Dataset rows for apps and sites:
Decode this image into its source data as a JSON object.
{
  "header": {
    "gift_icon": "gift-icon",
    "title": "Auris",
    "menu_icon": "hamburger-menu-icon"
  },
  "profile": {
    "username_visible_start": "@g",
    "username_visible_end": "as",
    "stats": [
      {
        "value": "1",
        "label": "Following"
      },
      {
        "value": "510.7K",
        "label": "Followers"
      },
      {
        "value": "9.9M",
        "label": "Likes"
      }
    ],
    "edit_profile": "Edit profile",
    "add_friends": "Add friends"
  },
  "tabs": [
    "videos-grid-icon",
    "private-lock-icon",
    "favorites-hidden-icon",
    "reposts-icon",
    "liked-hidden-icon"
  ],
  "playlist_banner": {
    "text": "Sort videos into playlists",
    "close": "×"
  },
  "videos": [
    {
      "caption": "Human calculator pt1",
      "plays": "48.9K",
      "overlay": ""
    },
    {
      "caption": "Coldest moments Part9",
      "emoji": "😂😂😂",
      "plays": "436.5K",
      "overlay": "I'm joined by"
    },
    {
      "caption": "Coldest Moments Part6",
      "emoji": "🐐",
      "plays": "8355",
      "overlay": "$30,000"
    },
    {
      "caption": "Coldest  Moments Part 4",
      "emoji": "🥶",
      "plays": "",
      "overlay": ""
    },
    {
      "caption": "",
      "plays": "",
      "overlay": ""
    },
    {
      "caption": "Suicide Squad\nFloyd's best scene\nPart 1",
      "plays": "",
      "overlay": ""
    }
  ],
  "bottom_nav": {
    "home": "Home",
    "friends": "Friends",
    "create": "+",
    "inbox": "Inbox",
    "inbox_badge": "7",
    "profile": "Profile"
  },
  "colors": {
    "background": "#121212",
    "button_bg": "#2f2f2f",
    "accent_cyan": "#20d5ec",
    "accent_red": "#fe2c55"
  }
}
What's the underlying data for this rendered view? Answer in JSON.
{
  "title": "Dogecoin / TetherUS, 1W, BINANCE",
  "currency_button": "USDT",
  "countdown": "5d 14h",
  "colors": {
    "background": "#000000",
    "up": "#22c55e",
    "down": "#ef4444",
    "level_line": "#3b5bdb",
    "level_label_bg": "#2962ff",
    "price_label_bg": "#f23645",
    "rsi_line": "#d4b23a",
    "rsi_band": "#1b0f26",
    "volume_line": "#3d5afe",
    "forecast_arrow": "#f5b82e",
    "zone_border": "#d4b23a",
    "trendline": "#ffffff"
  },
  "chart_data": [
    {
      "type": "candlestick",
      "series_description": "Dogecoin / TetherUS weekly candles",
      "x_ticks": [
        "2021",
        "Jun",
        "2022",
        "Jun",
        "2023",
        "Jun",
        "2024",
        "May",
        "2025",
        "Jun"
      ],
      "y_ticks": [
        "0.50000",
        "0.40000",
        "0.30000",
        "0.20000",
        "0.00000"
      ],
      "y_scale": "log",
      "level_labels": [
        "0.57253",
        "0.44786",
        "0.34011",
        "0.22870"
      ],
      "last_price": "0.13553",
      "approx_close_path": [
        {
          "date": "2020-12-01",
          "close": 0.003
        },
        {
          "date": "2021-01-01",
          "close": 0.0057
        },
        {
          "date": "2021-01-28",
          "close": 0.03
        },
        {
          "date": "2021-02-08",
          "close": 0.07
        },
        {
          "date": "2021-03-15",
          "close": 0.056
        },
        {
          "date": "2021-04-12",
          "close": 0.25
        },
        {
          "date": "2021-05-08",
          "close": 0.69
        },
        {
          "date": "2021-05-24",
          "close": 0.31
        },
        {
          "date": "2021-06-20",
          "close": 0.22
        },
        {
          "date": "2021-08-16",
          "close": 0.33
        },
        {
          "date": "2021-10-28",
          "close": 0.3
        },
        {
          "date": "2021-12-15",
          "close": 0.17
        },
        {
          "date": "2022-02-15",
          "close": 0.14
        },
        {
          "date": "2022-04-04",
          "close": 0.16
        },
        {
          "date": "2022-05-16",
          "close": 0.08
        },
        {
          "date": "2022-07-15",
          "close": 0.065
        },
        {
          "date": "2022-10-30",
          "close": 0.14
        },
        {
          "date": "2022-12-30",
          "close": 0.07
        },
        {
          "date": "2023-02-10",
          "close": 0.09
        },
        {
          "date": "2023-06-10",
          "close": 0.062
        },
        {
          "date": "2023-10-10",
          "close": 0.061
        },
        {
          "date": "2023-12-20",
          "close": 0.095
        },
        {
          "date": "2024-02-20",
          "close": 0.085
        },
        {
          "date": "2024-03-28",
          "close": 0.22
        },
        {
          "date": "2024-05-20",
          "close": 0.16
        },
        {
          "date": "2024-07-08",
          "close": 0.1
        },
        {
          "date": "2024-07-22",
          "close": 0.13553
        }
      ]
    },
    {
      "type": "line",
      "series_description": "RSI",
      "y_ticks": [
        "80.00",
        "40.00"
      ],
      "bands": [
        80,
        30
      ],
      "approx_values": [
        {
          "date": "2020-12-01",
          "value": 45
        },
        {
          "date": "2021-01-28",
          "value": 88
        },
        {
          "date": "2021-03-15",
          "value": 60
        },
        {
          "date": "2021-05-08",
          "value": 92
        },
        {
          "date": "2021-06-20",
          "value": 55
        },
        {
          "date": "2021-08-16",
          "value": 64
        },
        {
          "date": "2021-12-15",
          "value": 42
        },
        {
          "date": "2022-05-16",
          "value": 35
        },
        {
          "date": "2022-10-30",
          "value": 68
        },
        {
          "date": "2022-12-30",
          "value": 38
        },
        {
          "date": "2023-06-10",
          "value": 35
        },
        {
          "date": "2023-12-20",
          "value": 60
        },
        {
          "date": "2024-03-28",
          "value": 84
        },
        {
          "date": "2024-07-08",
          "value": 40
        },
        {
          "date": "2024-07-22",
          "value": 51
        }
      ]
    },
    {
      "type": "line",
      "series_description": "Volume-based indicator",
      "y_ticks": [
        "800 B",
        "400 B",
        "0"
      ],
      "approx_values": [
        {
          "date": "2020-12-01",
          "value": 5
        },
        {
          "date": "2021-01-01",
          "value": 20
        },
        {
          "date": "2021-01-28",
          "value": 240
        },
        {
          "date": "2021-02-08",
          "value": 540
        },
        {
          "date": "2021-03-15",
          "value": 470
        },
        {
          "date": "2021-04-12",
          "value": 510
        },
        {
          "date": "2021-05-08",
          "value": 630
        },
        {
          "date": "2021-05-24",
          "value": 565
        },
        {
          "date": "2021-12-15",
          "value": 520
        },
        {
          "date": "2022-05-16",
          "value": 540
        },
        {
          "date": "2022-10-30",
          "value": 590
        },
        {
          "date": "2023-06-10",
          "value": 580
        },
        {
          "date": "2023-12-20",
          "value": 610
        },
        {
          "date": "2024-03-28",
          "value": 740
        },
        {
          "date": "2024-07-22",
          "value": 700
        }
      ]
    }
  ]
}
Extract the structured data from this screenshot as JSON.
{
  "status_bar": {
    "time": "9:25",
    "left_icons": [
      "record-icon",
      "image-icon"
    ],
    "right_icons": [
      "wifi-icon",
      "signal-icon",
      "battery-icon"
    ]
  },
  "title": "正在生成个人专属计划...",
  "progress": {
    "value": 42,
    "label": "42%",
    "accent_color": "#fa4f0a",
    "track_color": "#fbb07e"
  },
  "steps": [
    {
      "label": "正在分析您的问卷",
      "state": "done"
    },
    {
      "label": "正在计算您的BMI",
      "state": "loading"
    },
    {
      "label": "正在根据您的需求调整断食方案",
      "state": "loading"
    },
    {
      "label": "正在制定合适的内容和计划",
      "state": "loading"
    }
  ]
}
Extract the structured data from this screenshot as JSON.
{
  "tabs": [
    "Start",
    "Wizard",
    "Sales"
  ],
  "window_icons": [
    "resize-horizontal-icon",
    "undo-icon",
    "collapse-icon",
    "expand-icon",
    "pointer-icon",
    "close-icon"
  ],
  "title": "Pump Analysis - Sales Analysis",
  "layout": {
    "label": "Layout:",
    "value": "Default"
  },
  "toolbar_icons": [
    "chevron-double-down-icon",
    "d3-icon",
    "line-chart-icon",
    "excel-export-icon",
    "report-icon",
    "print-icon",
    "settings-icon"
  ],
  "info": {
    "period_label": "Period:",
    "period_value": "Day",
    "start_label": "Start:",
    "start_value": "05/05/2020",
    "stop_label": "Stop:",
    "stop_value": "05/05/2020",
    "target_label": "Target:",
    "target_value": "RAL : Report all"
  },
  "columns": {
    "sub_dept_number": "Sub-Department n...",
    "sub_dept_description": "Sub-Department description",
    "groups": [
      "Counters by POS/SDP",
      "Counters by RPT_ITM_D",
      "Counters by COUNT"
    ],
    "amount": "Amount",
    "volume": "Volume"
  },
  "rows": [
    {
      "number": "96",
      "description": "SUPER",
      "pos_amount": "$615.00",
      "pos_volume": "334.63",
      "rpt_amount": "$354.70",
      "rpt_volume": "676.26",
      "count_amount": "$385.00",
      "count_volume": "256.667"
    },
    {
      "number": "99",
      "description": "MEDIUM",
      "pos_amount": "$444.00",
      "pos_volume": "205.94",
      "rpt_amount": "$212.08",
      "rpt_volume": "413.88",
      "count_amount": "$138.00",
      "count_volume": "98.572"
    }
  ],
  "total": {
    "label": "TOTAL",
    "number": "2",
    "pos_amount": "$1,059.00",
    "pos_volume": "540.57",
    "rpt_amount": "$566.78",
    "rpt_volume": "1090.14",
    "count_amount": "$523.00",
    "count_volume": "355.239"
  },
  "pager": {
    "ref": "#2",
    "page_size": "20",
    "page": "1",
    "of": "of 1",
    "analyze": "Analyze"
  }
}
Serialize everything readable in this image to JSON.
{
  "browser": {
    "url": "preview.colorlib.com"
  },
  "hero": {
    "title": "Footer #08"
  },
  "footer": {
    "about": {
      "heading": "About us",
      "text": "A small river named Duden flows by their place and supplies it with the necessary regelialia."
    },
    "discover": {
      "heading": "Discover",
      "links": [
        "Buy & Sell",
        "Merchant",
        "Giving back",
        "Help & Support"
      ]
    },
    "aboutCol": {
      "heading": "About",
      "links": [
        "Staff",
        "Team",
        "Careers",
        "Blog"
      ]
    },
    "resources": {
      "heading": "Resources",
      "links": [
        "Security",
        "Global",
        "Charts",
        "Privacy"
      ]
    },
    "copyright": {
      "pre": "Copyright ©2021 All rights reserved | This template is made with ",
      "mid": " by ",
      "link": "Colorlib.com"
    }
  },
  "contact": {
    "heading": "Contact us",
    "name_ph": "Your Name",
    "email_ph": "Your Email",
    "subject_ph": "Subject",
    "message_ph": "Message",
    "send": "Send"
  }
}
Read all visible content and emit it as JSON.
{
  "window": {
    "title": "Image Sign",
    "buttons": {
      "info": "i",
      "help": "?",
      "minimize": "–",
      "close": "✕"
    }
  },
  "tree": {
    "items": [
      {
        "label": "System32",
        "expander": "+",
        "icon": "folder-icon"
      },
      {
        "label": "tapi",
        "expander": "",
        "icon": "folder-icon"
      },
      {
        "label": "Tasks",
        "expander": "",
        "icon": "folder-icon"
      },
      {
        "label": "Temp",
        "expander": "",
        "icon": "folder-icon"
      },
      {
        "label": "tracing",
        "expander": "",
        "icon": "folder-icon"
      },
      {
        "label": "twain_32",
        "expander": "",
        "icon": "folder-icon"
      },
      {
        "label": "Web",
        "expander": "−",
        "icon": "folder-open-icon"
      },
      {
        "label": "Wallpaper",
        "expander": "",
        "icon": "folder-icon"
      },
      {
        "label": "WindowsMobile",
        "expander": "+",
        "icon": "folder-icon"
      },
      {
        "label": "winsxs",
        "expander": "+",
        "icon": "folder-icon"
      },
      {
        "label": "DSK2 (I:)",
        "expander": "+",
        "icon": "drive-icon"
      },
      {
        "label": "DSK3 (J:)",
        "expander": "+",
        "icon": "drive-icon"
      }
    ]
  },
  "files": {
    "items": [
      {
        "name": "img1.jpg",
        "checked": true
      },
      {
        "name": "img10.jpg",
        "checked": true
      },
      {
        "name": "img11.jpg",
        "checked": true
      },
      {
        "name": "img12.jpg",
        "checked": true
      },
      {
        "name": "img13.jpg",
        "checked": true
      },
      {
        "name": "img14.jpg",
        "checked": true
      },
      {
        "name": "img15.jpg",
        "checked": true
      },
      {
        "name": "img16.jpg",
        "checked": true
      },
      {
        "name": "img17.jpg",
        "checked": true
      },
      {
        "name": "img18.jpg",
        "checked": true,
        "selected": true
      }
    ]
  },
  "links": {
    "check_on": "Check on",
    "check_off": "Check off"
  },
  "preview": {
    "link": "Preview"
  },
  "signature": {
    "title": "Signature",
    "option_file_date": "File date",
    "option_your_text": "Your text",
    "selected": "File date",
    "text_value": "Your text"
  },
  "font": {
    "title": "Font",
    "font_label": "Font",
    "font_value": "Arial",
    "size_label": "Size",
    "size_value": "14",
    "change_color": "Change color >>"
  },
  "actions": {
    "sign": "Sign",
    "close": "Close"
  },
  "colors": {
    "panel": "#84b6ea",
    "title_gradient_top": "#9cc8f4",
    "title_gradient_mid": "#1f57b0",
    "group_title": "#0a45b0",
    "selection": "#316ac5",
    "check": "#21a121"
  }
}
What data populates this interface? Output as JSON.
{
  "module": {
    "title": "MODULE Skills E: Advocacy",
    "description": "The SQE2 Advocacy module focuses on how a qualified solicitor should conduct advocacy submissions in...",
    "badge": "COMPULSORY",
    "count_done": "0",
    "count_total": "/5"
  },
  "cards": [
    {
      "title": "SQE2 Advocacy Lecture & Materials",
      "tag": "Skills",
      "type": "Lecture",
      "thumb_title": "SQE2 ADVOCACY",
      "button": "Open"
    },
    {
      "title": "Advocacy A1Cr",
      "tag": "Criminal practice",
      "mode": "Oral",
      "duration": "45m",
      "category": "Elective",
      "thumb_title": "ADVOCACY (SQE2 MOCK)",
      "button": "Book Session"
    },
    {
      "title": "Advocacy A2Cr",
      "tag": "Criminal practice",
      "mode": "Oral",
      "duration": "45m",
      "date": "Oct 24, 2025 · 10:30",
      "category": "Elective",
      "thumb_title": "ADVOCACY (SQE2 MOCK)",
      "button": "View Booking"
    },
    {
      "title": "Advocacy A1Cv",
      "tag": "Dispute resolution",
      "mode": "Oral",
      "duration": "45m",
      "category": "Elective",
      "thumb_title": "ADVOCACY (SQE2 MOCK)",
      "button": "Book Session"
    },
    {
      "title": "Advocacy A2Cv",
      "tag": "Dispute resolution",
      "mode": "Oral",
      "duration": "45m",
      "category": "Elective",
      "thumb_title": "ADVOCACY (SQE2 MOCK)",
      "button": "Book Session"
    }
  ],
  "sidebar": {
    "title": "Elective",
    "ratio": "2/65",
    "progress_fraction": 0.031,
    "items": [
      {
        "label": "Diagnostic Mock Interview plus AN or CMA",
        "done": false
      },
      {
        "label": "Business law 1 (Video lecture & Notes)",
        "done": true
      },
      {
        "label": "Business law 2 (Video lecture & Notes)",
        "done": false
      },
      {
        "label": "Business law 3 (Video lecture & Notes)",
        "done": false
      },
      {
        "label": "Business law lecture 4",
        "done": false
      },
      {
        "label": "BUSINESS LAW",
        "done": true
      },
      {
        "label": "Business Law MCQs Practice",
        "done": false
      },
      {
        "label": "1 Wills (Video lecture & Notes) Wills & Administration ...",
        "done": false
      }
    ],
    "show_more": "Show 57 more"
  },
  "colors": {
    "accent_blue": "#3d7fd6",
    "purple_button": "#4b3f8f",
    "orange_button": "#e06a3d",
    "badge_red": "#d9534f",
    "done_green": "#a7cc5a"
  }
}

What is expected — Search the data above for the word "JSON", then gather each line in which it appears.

Exercise result —
Decode this image into its source data as a JSON object.
What's the underlying data for this rendered view? Answer in JSON.
Extract the structured data from this screenshot as JSON.
Extract the structured data from this screenshot as JSON.
Serialize everything readable in this image to JSON.
Read all visible content and emit it as JSON.
What data populates this interface? Output as JSON.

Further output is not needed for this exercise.